Not only is it often "too late" to make changes but sometimes it's also hard to convey larger feedback via text. Complex changes are often only realistically conveyed in person going through piece by piece. Naturally over time though the amount of "explaining" is asymptotic as you get more and more inline with each others viewpoints.

My take is not that code review is bad (it's important to stress this point) it's just that I see code review is used as a crutch for not having adequate conversations prior and during the creation of code (since it's reactive in nature). And pair programming in my opinion is superior at type of communication.
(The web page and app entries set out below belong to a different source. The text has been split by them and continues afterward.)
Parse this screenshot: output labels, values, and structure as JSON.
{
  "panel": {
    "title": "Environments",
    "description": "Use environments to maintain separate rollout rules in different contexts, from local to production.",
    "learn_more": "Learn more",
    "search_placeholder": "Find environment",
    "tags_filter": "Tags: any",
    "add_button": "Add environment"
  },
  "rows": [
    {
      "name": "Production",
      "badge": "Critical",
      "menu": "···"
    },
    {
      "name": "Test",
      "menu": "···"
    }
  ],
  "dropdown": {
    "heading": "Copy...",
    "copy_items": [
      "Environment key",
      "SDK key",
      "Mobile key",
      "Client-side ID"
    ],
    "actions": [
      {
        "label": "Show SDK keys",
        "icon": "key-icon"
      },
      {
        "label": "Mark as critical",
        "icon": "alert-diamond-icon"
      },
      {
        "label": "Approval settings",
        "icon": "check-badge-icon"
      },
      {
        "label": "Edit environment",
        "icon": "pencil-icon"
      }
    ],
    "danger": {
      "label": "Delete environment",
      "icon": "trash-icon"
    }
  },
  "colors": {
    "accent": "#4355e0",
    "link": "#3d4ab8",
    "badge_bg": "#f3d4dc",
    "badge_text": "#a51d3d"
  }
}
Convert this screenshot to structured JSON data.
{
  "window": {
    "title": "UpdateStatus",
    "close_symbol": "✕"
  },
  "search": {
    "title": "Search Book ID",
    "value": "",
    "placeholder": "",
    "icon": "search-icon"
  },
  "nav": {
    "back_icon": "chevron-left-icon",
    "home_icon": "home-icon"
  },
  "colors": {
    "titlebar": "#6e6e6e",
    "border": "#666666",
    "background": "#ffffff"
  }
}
However I know that my opinion is unpopular since I'd say the majority of developers I've worked with would admit that they dislike pair programming, which seems to tally your experience too so until the day comes that the industry invites more pairing I'll be over here shouting into the void! 😂

Thread Thread
daniel13rady profile image
Daniel Brady • Edited

Thanks for elaborating!

Honestly I quite enjoy pairing, but I've recently found myself in a remote work position that is also separated by about 8hrs from my teammates, which makes any sort of synchronous communication difficult. I've been experimenting with opening up a PR as soon as I make a first commit to a branch, and tagging my teammates with the hopes of exchanging feedback "early and often." I've met with mixed success, depending on how available my teammates are.

Thread Thread
nickdrouin profile image
Nick Drouin

For large stories, I try to push my team's / teammates to use a two-phased PR: one for the interfaces/design, a second for the code.
This promotes discussion on the approach early on.